◆ **What is being asked**
Check every line of the material below for the string "icon", and return the ones that have it.

◆ **Data for analysis**
-------
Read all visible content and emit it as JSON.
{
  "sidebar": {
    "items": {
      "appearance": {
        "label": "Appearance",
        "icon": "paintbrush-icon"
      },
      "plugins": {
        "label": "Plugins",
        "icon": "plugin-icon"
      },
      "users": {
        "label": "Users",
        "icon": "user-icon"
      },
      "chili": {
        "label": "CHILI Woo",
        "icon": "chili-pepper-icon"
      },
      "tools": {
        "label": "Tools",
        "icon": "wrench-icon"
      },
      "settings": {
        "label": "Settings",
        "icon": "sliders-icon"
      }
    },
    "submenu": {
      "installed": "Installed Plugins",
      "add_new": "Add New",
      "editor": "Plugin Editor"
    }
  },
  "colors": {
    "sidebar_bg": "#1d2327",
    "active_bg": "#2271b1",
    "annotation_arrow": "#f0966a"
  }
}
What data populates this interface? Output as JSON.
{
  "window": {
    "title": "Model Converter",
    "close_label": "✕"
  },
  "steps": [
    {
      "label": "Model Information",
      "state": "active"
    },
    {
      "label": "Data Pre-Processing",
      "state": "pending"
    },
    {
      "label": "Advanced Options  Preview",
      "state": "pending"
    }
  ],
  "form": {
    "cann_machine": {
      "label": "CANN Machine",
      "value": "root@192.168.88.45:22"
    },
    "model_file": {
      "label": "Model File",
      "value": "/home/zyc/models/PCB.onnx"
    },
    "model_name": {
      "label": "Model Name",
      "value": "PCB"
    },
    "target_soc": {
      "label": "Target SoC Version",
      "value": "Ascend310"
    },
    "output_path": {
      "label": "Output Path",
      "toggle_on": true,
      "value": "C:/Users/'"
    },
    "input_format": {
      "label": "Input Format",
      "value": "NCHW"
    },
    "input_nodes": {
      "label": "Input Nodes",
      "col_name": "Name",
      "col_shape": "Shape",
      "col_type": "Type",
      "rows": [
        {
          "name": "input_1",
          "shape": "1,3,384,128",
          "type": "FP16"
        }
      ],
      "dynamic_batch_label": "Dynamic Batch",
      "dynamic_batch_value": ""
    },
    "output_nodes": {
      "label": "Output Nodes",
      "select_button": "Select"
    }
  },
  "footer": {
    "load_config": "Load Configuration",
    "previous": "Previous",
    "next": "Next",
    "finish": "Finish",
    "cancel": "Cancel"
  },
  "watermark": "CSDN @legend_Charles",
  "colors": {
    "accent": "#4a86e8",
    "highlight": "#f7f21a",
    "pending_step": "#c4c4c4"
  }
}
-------
◆ **Solution to this problem**
        "icon": "paintbrush-icon"
        "icon": "plugin-icon"
        "icon": "user-icon"
        "icon": "chili-pepper-icon"
        "icon": "wrench-icon"
        "icon": "sliders-icon"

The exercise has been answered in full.